    Commenting on the forest plan is HUGE! There are straight up delusional comments submitted trying to keep bikes out of public land (see below). The greenies want Recommended Wilderness and WSA because they can kick out bikes without even convincing enough of Congress to designate it so. There are no lasting impacts on the land and anyone who has heard of the Boulder White Clouds knows the proof. Show me the people who are experiencing the wilderness in pre-industrial clothing and technology. It's a bicycle not a time machine.

    "emphasis upon Alternative D's notion of increased wilderness expansion. It is to be noted that both alternatives exclude non-conforming motorized and mechanized recreational uses from recommended wilderness areas (RWAs). This exclusion is extremely important, historically and socially, as one cannot realistically engage a wilderness experience while simultaneously experiencing industrial-era mechanized activity on the identical landscape."

    Two of the areas in HLCNF that could become RW are in WSA. The greenies have no incentive to release any parts of WSA if they think they can get them all into RW. The only logical step that will make them care and make your opinion close to equal is to release the WSA status.
    Support S.2206
    https://www.daines.senate.gov/imo/me...Sheet%20BD.pdf

  11. #11
    beer thief
    Reputation: radair's Avatar
    Join Date
    Dec 2002
    Posts
    4,901
    Commented in support of Alternatives A or E. You folks in Montana have been dealt a bad hand by your USFS reps. The loss of riding areas in the west is unacceptable.

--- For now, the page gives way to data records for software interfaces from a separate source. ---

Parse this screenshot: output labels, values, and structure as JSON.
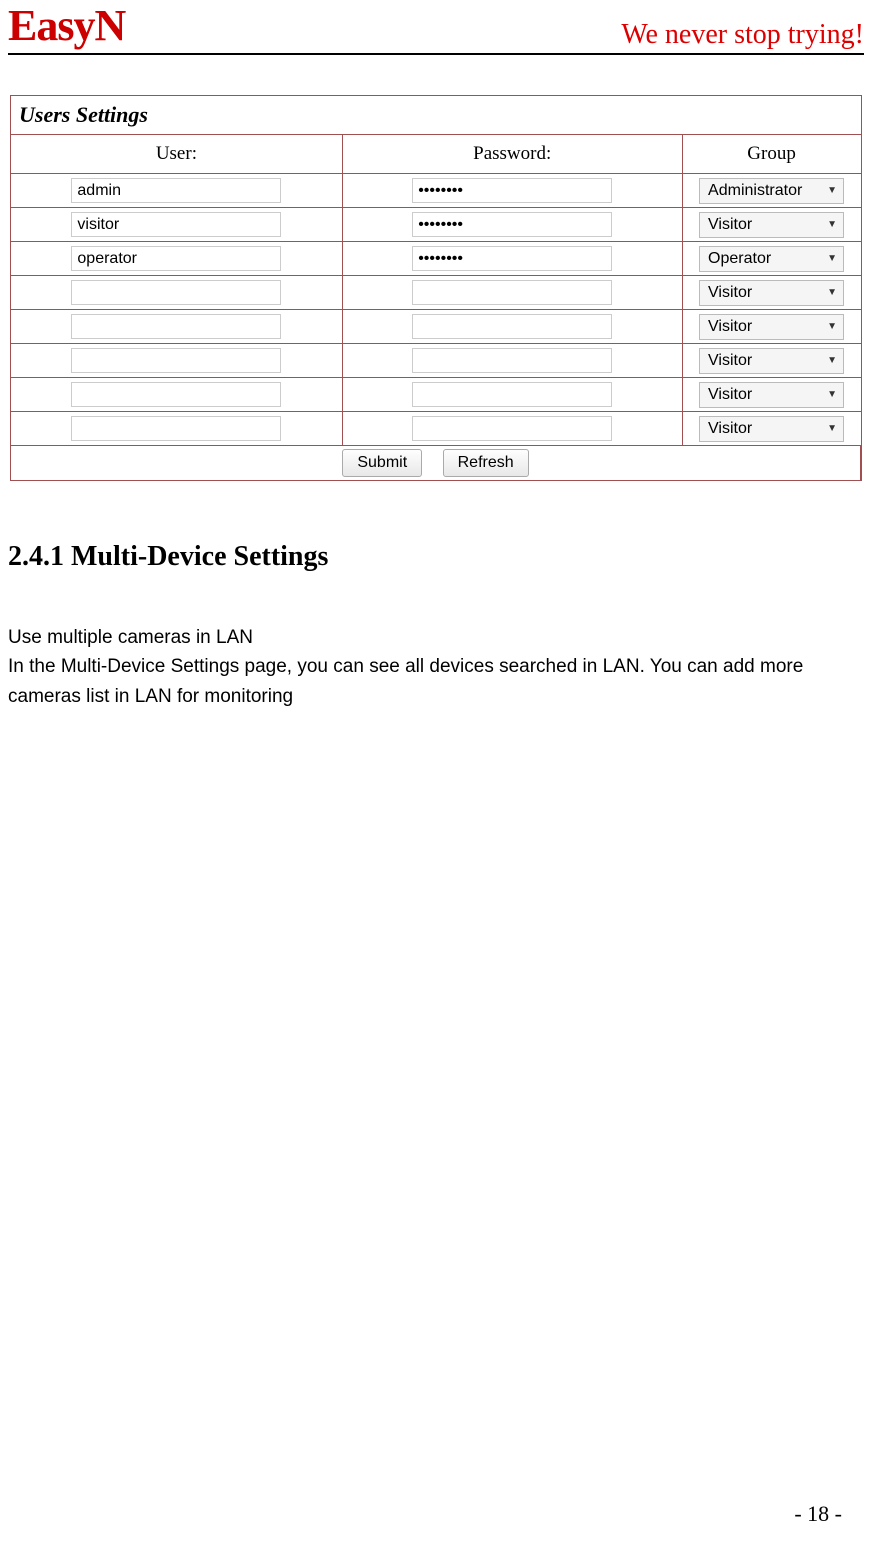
{
  "header": {
    "logo": "EasyN",
    "tagline": "We never stop trying!"
  },
  "panel": {
    "title": "Users Settings",
    "columns": {
      "user": "User:",
      "password": "Password:",
      "group": "Group"
    },
    "rows": [
      {
        "user": "admin",
        "password": "••••••••",
        "group": "Administrator"
      },
      {
        "user": "visitor",
        "password": "••••••••",
        "group": "Visitor"
      },
      {
        "user": "operator",
        "password": "••••••••",
        "group": "Operator"
      },
      {
        "user": "",
        "password": "",
        "group": "Visitor"
      },
      {
        "user": "",
        "password": "",
        "group": "Visitor"
      },
      {
        "user": "",
        "password": "",
        "group": "Visitor"
      },
      {
        "user": "",
        "password": "",
        "group": "Visitor"
      },
      {
        "user": "",
        "password": "",
        "group": "Visitor"
      }
    ],
    "buttons": {
      "submit": "Submit",
      "refresh": "Refresh"
    }
  },
  "section": {
    "heading": "2.4.1 Multi-Device Settings",
    "para1": "Use multiple cameras in LAN",
    "para2": "In the Multi-Device Settings page, you can see all devices searched in LAN. You can add more cameras list in LAN for monitoring"
  },
  "page_number": "- 18 -"
}
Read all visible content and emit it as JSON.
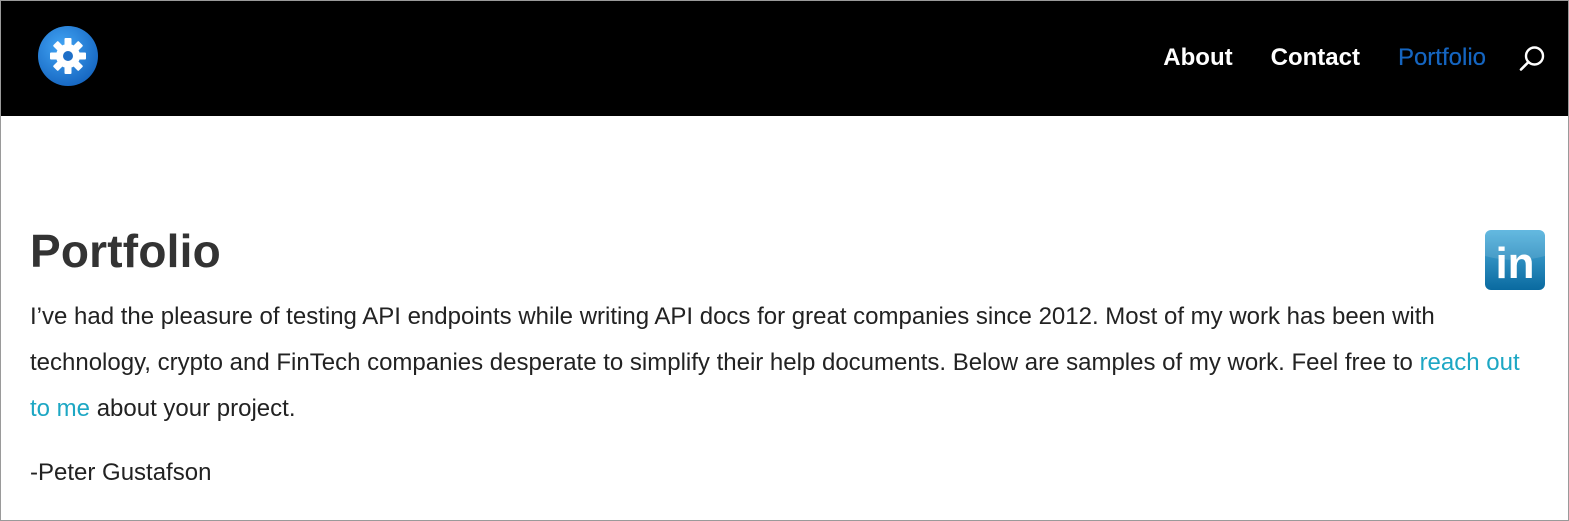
{
  "header": {
    "logo_icon": "gear-icon",
    "nav": [
      {
        "label": "About"
      },
      {
        "label": "Contact"
      },
      {
        "label": "Portfolio",
        "active": true
      }
    ],
    "search_icon": "search-icon"
  },
  "main": {
    "title": "Portfolio",
    "intro_before_link": "I’ve had the pleasure of testing API endpoints while writing API docs for great companies since 2012. Most of my work has been with technology, crypto and FinTech companies desperate to simplify their help documents. Below are samples of my work. Feel free to ",
    "intro_link": "reach out to me",
    "intro_after_link": " about your project.",
    "signature": "-Peter Gustafson"
  },
  "social": {
    "linkedin_text": "in",
    "linkedin_icon": "linkedin-icon"
  },
  "colors": {
    "header_bg": "#000000",
    "nav_active": "#1565c0",
    "link": "#1da7c4",
    "logo_blue": "#1e88e5",
    "linkedin_blue": "#0e76a8"
  }
}
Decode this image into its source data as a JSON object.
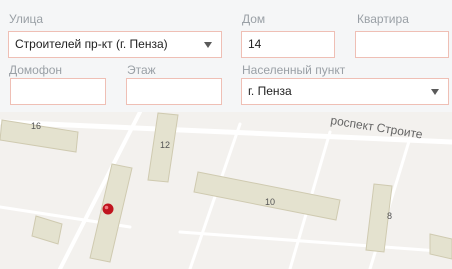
{
  "form": {
    "street": {
      "label": "Улица",
      "value": "Строителей пр-кт (г. Пенза)"
    },
    "house": {
      "label": "Дом",
      "value": "14"
    },
    "apartment": {
      "label": "Квартира",
      "value": ""
    },
    "intercom": {
      "label": "Домофон",
      "value": ""
    },
    "floor": {
      "label": "Этаж",
      "value": ""
    },
    "locality": {
      "label": "Населенный пункт",
      "value": "г. Пенза"
    }
  },
  "map": {
    "street_label": "роспект Строите",
    "buildings": [
      "16",
      "12",
      "10",
      "8"
    ],
    "colors": {
      "background": "#f3f1ee",
      "building": "#e4e2cf",
      "marker": "#c0141e"
    }
  }
}
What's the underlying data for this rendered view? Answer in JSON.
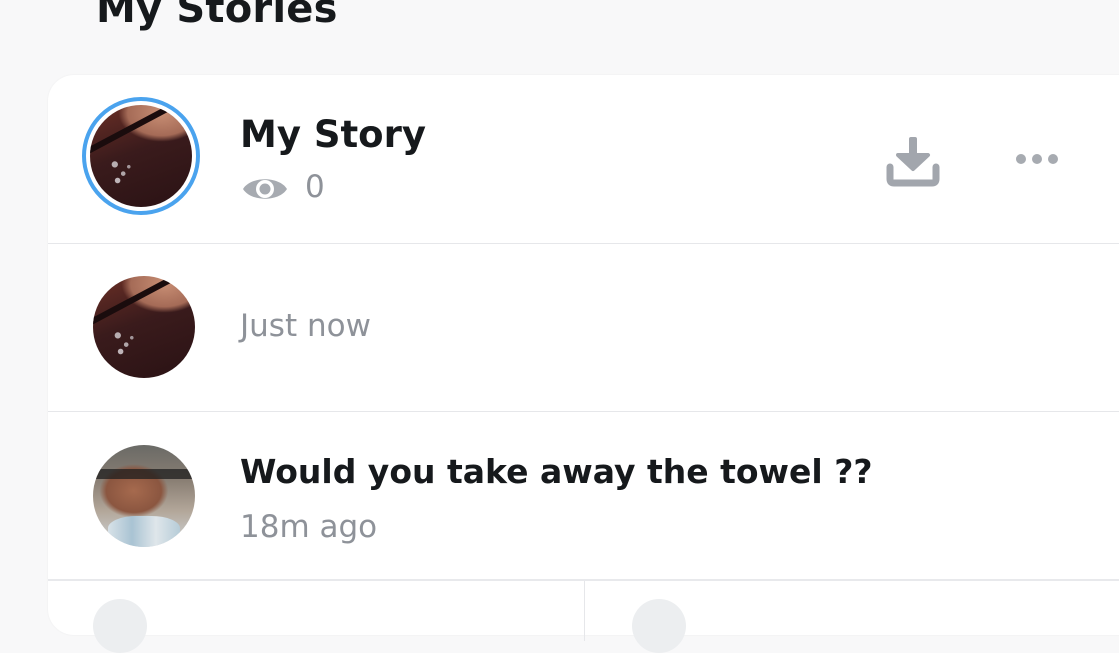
{
  "section": {
    "title": "My Stories"
  },
  "story": {
    "title": "My Story",
    "view_count": "0",
    "ring_color": "#4aa3ee",
    "icons": {
      "views": "eye-icon",
      "download": "download-icon",
      "more": "more-dots-icon"
    }
  },
  "snaps": [
    {
      "time": "Just now",
      "caption": ""
    },
    {
      "caption": "Would you take away the towel ??",
      "time": "18m ago"
    }
  ]
}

    Thanks for posting and best wishes for a good outcome.

  12. #12
    mtbr member
    Reputation:
    Join Date
    Apr 2015
    Posts
    247
    Evasive--i am spreading the word about this and trying to ask everyone to comment. One item that is of concern is the Montana Mountain Bike Association is asking people to support option C; which would only allow hike/horse in 2/3rds of the Elkhorns.
    here is a paragraph from their facebook post
    "This brief summary clearly points to alternative C as the bicycle friendly choice, and Montana Mountain Bike Alliance supports it. But the Helena-Lewis and Clark forest planners have devised a tradeoff for everyone to consider. They want to bolster the management of an “Elkhorns Core” area for wildlife management. This core area, in the northern 2/3 of the Elkhorn Range, would become off limits to all recreation except foot and horse travel. This management change would not affect recreational access in the southern portion of the Elkhorns, including the popular Muskrat Gulch trail."

Similar Threads

  1. Losing Weight, an effort to keep me healthy.
    By Mattlikestobike in forum General Discussion
    Replies: 160
    Last Post: 10-25-2011, 12:12 PM
  2. rear shock losing air really quick? 2009 FSR xc
    By shogiPIRATE in forum Specialized
    Replies: 5
    Last Post: 03-07-2011, 02:07 PM
  3. Shocks losing air?
    By chainringX2 in forum General Discussion
    Replies: 4
    Last Post: 02-11-2011, 05:19 PM
  4. losing motivation
    By monkies in forum General Discussion
    Replies: 25
    Last Post: 01-18-2011, 05:06 PM
  5. Fox Float losing air. Easy fix?
    By woodyak in forum Shocks and Suspension
    Replies: 2
    Last Post: 01-18-2011, 07:17 AM

Members who have read this thread: 1

Posting Permissions

  • You may not post new threads
  • You may not post replies
  • You may not post attachments
  • You may not edit your posts
  •  

THE SITE

ABOUT MTBR

VISIT US AT

© Copyright 2020 VerticalScope Inc. All rights reserved.